If, as Julius Caesar said, experience is the teacher of all things, small-business owners picked up a lifetime's worth of knowledge in 2010.The past year was anything but a picnic for many small businesses. As the economy stumbled along, lenders continued to be tight with credit and consumers remained gun-shy about opening their wallets.But there was, indeed, much experience to be gained. And since no one is better positioned to talk about those lessons than small-business owners themselves, Business on Main asked them to share what they learned in 2010, as well as what knowledge may prove particularly valuable in the year ahead.Here's what they had to say:"Be genuine. Today is full of people who tell a story that has no past and no future. Be real with your customers. There is a reason that women go to see the same hairstylist for years. It is because they have developed a real relationship with that person, which translates to thousands of dollars a year."— Ricky Burns, nightclub owner"My greatest lesson from 2010 was the importance of goal-setting and planning for the year. Most business owners take this step for granted or only focus on one portion of their plan. For me, it's about writing down my goal, sub-goals and action steps mapped out for each quarter of the year. The key is to revisit and tweak these goals over time based on changing circumstances."— Steinar Knutsen, marketer

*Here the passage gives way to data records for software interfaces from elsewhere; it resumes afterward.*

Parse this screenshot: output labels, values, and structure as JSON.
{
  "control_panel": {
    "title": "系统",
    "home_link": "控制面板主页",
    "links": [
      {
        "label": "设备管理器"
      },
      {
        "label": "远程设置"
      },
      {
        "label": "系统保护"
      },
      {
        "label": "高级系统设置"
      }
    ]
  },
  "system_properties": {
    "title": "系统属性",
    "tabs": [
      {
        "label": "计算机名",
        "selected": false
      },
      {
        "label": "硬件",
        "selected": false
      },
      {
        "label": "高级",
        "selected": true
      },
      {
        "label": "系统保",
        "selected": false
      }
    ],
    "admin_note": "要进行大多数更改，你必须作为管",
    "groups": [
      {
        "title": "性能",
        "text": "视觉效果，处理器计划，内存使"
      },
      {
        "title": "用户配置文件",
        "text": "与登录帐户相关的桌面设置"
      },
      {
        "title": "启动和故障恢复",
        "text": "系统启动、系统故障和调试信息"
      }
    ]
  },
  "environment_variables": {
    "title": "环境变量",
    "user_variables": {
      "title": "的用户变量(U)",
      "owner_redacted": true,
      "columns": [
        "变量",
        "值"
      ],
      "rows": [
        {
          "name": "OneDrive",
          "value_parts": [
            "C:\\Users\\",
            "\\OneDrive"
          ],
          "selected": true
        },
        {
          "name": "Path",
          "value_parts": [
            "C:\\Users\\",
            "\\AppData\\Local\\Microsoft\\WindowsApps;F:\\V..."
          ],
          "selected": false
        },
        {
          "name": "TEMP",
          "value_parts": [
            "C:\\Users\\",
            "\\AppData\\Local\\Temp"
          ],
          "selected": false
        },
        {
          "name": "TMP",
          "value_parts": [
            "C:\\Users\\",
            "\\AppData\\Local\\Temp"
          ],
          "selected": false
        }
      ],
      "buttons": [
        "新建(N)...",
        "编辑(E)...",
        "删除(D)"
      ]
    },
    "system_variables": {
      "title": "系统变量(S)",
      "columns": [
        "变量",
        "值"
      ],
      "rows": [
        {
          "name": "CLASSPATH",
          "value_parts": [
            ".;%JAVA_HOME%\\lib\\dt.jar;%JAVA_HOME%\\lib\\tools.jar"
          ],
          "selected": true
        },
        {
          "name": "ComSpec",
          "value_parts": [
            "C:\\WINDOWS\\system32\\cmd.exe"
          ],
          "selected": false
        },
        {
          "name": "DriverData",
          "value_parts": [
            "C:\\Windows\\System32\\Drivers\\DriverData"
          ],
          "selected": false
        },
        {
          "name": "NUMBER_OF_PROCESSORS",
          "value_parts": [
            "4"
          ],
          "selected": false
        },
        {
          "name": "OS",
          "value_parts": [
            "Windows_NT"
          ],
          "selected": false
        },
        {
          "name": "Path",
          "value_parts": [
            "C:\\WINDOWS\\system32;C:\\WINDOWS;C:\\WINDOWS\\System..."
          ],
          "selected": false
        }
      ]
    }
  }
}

"This year, we changed our processes so that students have to pre-order their gear, and we ourselves don't order it until we've received payment. It sounds like such simple advice, but that one small change has made a huge difference to our bottom line."— Carmen Sognonvi, martial arts studio owner"I think one of the biggest lessons from 2010 is to be flexible. Always consider the possibilities and don't get so stuck in your ways that you find yourself 'waiting for the economy to improve.'"— Diane Helbig, business coach

"You can't rely on traditional marketing tactics to drive new customers to your business. The old telephone game where a friend tells a friend can work if you begin to grab the social media opportunities provided with this new wave of technology now found on the Internet. Just make sure you are creative and do something different than the business down the street."— Marc Joseph, online wholesaler"Hire slow and fire fast. Interview carefully and ask pointed questions. I make myself available to people for informational interviews and I often find my best people through those interviews. My most recent hire came to us that way."— Bibby Gignilliat, chef and corporate team builder"If you need to make your cash flow farther, analyze the extra you will pay in penalties if you pay invoices late. Some leasing companies have penalties as high as 15 percent if you are one day late with your payment. If collected annually, that is comparable to 150 percent interest. This is not the best place to stretch. Penalties will kill you."— Mary A. Redmond, consultant"Nothing is more important than revenue. If you have to make a choice on where to spend money, always default to activities that directly relate to an increase in sales. If no one is coming through the front door, it does not matter that you repainted the walls."— Jeff Bogensberger, online game developer"The most important lesson I learned this year is that the next step in growth for a small business is not [to go] from one full-time person to [hiring] another full-time person. It's not realistic to double in size like that. Instead, the next step is to delegate work and tasks, whether through part-time help, interns or experts such as accountants."— Meghan Ely, wedding consultant"I've learned that I have to value my time and work; if I don't, my clients won't either. … And I've learned to budget my time carefully and make time for fun."— Kimberly Gauthier, photographer"2010 was a train wreck. But like all wrecks, the pieces get picked up and the trains do run again. The best lesson is that things are getting better and that now is the time to prepare for it. Invest in new capital equipment, inventory and staff so that when the stats show a huge uptick in consumer confidence and spending, you will be ready to meet the pent-up demand for goods and services."— Alan N. Canton, insurance agentGood advice, straight from the front lines. Thanks to all who participated, and a prosperous 2011 to all.Jeff Wuorio is a veteran freelance writer and author based in southern Maine. He writes about small-business management, marketing and technology issues.